> **Work item**:
Going through the entries below, work out how many lines have the string "icon" in them. Give the number and nothing more.
======== The data ========
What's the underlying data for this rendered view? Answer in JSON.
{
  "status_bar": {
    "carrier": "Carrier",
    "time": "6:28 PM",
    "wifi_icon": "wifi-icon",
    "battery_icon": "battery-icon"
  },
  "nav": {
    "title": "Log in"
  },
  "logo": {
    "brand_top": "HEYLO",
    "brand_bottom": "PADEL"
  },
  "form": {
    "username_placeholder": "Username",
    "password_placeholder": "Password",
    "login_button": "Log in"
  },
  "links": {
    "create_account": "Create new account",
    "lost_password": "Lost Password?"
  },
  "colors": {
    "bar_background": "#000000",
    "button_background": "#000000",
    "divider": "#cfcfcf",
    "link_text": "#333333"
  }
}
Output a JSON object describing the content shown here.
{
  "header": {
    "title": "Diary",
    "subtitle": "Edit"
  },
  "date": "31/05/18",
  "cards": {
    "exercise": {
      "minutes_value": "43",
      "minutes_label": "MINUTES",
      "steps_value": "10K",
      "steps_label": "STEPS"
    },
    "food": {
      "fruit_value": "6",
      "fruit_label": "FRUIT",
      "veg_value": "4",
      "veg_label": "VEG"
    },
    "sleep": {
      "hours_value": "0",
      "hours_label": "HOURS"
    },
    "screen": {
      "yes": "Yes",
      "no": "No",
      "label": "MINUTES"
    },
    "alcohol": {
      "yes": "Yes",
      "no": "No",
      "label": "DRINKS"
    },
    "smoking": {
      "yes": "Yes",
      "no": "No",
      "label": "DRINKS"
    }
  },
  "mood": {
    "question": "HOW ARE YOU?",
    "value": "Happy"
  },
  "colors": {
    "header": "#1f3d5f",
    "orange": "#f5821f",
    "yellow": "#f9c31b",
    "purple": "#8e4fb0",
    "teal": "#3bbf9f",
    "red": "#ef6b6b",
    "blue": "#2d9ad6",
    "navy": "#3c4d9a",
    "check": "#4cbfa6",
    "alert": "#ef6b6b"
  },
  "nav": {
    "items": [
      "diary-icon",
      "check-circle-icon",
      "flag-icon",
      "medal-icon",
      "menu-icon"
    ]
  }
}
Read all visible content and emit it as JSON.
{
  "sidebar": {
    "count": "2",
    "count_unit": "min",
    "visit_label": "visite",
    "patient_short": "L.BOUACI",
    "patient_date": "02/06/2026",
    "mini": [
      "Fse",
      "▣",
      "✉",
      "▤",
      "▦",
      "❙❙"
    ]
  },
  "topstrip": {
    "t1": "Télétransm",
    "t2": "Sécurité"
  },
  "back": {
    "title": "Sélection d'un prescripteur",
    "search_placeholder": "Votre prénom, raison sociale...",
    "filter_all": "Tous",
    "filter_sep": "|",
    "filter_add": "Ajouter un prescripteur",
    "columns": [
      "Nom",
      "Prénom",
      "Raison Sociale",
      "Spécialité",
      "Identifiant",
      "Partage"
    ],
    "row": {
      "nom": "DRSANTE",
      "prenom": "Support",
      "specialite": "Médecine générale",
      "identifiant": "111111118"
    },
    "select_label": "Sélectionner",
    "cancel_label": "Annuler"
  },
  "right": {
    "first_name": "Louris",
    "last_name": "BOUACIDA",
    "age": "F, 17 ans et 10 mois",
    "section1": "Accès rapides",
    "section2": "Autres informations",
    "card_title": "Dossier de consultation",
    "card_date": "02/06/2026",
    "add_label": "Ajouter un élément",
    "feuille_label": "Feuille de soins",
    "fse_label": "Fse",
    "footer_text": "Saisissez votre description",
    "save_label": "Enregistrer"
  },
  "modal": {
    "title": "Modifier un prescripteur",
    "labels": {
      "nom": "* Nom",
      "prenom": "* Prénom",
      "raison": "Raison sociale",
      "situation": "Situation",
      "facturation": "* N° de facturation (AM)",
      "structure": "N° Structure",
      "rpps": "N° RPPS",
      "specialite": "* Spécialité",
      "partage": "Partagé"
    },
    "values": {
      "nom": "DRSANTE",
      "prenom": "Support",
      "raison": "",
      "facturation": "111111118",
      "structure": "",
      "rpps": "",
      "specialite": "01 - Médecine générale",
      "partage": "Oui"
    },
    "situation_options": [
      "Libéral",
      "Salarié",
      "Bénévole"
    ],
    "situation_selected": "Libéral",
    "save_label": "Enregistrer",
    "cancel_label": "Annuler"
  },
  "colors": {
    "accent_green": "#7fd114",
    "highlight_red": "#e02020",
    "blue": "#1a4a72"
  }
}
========
> **Exercise result**:
7